Incontinence affects 4.8 million Australian men and women of all ages as well as their families but it doesn’t have to be that way – that’s the bottom line!
In the lead-up to World Continence Week, 20-26 June, Dr Philip Hall at St Andrew’s War Memorial Hospital in Spring Hill said it wasn’t only the people with incontinence who were affected by the debilitating condition but also their families and friends.
“A lack of control over bladder and bowel movements has led to a stigma associated with the condition. In many cases patients are embarrassed discussing it even with their doctors,” said Dr Hall who will visit the Fraser Coast Seniors’ Expo on 5 August.
“Carers and relatives face difficulties in their lives having to hide the embarrassment of the incontinent person while also trying to persuade him or her to acknowledge and seek help.
“People with the condition may become socially isolated and the tasks carers have to do with hygiene and laundry can result in their tiredness, frustration and desperation.”
Dr Hall and colleagues at St Andrew’s War Memorial Hospital’s Pelvic Medicine Centre are trying to reduce the impact of this stigma and offer the community hope.
“Incontinence is not a part of normal aging and people should not suffer in silence. It is highly treatable,” Dr Hall said.
“The treatment of prolapse and urinary incontinence include Botox, sacral neuromodulation and other minimally invasive techniques, which can dramatically transform the lives of those affected.
“With sacral neuromodulation, a small device, similar to a pacemaker, is surgically implanted to send mild electrical pulses to the sacral nerves.
"Located near the tailbone, the sacral nerves control the bladder and the muscles related to urination. If the brain and sacral nerves don’t communicate correctly, the nerves can’t tell the bladder to function properly.
“Anyone experiencing involuntary bladder or bowel movements is encouraged to speak with their local General Practitioner about a referral to St Andrew’s War Memorial Hospital.”
Dr Hall is a gynaecologist at St Andrew’s. He has been involved in women’s health for 30 years and also treats men with urinary and faecal incontinence.
This year’s World Continence Week theme is Improve your bottom line, encouraging people to adopt healthy bladder and bowel habits to prevent and improve incontinence.

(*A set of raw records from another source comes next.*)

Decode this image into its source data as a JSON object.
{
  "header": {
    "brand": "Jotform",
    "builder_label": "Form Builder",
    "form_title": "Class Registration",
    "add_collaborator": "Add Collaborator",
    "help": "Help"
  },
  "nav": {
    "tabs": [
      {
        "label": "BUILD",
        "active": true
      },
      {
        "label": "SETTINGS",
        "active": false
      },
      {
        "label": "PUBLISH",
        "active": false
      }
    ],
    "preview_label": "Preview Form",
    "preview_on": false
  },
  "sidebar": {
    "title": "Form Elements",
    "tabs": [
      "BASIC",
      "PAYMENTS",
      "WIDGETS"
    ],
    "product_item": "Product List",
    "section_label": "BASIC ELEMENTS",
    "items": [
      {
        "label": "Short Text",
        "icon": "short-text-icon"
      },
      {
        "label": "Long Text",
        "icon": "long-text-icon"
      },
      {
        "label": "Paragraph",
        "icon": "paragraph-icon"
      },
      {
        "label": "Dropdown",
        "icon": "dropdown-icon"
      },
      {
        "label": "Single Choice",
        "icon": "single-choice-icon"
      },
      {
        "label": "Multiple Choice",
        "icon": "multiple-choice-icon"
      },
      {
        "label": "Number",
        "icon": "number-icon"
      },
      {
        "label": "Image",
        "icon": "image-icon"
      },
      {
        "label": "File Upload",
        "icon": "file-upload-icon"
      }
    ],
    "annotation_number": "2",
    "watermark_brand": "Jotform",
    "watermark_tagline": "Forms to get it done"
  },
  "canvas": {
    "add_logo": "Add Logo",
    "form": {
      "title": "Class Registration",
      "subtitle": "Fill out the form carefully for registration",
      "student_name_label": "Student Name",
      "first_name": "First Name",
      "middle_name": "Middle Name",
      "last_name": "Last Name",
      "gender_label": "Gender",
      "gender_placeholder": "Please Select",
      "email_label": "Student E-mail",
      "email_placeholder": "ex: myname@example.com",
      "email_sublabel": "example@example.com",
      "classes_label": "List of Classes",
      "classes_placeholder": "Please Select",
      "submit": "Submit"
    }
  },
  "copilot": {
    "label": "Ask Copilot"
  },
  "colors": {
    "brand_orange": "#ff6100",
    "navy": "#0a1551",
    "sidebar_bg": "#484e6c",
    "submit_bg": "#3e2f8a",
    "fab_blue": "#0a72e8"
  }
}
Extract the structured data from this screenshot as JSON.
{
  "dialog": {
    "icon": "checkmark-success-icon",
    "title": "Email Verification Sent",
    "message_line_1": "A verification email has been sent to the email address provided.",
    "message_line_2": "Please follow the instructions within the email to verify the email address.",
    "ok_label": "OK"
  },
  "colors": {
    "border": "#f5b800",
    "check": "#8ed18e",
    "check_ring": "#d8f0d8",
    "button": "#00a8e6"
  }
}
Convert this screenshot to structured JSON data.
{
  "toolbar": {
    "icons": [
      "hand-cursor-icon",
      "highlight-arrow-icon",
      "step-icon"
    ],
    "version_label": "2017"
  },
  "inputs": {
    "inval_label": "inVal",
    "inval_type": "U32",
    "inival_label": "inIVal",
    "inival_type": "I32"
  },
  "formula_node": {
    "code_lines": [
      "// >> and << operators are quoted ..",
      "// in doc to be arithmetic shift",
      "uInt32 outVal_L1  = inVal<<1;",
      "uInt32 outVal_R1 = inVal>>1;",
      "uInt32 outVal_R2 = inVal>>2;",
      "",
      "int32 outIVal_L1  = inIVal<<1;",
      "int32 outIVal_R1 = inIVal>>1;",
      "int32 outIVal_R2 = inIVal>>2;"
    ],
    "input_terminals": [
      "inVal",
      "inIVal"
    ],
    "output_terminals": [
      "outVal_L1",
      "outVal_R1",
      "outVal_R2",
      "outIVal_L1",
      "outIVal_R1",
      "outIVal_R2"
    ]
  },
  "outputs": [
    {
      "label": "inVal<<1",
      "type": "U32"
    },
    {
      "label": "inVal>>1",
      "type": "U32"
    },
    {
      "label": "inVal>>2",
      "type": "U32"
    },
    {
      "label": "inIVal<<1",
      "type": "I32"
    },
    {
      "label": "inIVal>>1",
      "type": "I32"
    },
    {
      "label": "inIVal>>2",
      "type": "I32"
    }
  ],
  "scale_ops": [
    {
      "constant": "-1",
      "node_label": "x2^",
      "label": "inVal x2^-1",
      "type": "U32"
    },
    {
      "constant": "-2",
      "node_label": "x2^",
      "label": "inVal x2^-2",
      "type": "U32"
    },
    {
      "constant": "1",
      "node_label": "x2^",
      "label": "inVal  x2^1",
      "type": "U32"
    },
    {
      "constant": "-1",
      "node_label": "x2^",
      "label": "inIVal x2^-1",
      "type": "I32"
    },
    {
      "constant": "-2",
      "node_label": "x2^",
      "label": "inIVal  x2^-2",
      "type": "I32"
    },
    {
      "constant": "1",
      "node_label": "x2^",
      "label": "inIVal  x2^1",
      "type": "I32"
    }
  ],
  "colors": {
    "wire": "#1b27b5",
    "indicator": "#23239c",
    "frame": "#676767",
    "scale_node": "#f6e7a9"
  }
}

The week is an initiative of the International Continence Society and is coordinated in Australia by the Continence Foundation.
For more information on St Andrew’s Pelvic Medicine Centre visit http://thepelvicmedicinecentre.com.au